Students of the far-right are well acquainted with this strategy of waiting. Since Oswald Mosley and his British Union of Fascists, all the essential ingredients of true ideological racism – white supremacism and fascism – have been patiently waiting in the undergrowth, moving through a series of permutations; the National Front, the BNP, UKIP, and the Brexit Party – to name a few. Farage is not like the more obvious racists. He’s not like Nick Griffin or Tommy Robinson.
This style of political policing – all the way down from Whitehall in London to the police officer doing her or his job – has one objective: To subtly and then not-so-subtly intimidate people. The hope is that it will put average, law-abiding people off activism. No one wants to be of interest – no matter how friendly they are – to the police, and less still want to be watched by the intelligence services of the state. But what this is, in reality, is an attempt on the part of the British state to disempower us – the electorate, the demos of the democracy.
In this broken democracy – which is no democracy at all – seats are won and power secured in a loop; the media manufactures fears and blames powerless, invariably foreign, scapegoats and the careerists bang the drum of security and ethno-nationalism. This is the state of politics in the United Kingdom today. It is much the same across Europe and even more so over the Atlantic in the United States. Democracy in any meaningful sense has died and we are right now in the rapid descent into the abyss of totalitarianism and fascism – both coming a-creeping like saviours.
This comes about through a process known as normalisation, in which the seemingly absurd is made acceptable over a protracted period of time. Wealthy and powerful corporate agendas, either by ownership or by influence, are packaged by the media and sold to an increasingly docile and depoliticised public – steadily changing public opinion. Ultimately this shift in opinion creates a rising political demand not being met by the establishment political parties.
Our problem with such violent political policing is not the violence per se. We are used to violence. Western civilisation was built on violence, and is perhaps the greatest purveyor and consumer of warfare and state sponsored violence in the history of the human race. Rather, our problem with this sacrilege is that it shatters our illusions pertaining to the nature and power of democracy. It reminds us that democracy is a pacifier; a ritual that sedates people with the tranquiliser of the mere impression of control while the state qua the ruling establishment is free to get on with the business of power.
In this reality the author self-censors and conforms freely for fear of being seen and scrutinised by the now realised Big Brother state and state-dominated society. This is a democracy that behaves itself by conforming to the will of the state – to the will of power – en masse as a result of accepting as true the “promises of later success” and with vague hopes of the benefits and vague fears of the powers of the masters.

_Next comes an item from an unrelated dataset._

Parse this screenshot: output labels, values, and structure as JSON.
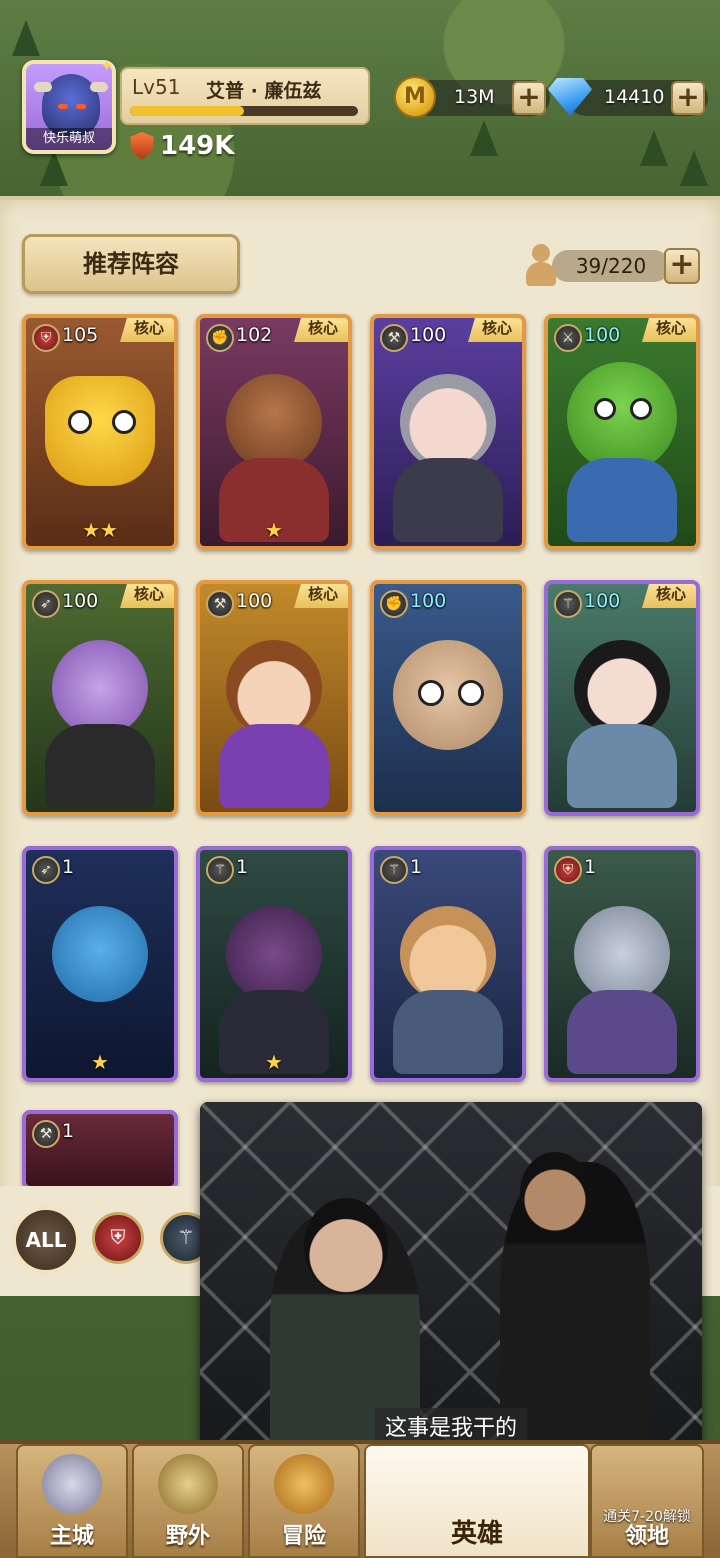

This is only the tip of the iceberg, and left unchecked it is difficult to see how our economic Frankenstein will not eventually turn on and destroy the democracies which have heretofore kept it in line.